Former Reagan Cabinet Official and FTC Head First to Hold Position
WASHINGTON, D.C. - James C. Miller III, former director of the Office of Management and Budget and former chairman of the Federal Trade Commission, has been elected as The Progress & Freedom Foundation’s first Board Member Emeritus.
Miller, who joined the Foundation’s board in 1994, is currently chairman of CapAnalysis, a division of the international law firm of Howrey, Simon, Arnold & White. He is John M. Olin Distinguished Fellow at the Center for Study of Public Choice at George Mason University. He is also a senior fellow (by courtesy) of the Hoover Institution at Stanford University, a board member (emeritus) of Citizens for a Sound Economy, and a member of the Board of Visitors of George Mason University. He serves on numerous corporate and government boards.

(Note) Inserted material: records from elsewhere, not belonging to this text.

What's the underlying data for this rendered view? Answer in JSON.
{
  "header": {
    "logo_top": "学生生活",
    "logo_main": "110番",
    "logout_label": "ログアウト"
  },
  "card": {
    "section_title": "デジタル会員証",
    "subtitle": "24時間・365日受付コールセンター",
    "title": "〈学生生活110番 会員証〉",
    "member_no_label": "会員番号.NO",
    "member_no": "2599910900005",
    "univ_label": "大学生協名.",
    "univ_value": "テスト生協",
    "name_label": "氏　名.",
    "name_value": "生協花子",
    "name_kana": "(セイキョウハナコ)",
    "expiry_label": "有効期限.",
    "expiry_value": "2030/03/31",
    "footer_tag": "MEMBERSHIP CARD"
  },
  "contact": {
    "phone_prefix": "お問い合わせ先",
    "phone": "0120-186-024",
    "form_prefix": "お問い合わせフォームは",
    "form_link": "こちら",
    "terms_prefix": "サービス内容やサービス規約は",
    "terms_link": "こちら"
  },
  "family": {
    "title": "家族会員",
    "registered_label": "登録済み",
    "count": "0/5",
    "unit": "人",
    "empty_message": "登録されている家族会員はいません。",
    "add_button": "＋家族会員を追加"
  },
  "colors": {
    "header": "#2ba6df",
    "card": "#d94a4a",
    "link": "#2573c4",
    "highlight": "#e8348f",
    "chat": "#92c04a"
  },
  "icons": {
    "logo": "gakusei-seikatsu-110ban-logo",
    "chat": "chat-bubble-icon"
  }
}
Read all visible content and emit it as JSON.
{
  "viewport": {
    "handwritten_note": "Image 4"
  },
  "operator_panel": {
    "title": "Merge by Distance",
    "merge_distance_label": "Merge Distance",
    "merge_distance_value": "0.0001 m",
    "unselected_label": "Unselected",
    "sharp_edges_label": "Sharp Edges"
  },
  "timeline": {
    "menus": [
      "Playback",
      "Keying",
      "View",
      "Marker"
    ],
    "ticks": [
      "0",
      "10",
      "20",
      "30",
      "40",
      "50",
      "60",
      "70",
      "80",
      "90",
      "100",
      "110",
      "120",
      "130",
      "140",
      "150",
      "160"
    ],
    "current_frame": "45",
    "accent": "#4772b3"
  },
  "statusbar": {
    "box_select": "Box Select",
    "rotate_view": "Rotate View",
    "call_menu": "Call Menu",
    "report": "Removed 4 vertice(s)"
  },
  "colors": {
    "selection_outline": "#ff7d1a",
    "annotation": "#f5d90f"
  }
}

From 1985 to 1988, Miller was director of the Office of Management and Budget, a member of President Reagan's Cabinet; and a member of the National Security Council. From 1981 to 1985, he chaired the Federal Trade Commission. Before that, he was an associate director of OMB. He holds a B.B.A. in economics from the University of Georgia and a Ph.D. in economics from the University of Virginia. He is the author of over 100 articles in professional journals and is the author, co-author or editor of nine books, the most recent of which is Monopoly Politics, published in 1999 by the Hoover Press at Stanford University.
“Jim Miller has been and will continue to be one of The Progress & Freedom Foundation’s best friends and most important supporters,” said Foundation President Jeffrey A. Eisenach. “We created the position of board member emeritus to assure his continued presence. No one has done more for this organization than Jim.”
The Foundation’s board is chaired by George A. (Jay) Keyworth II, PhD, who was science advisor to President Ronald Reagan and, concurrently, director of the White House Office of Science and Technology Policy.
The Progress & Freedom Foundation is a market-oriented think tank that studies the digital revolution and its implications for public policy. It is a 501(c)(3) research & educational organization.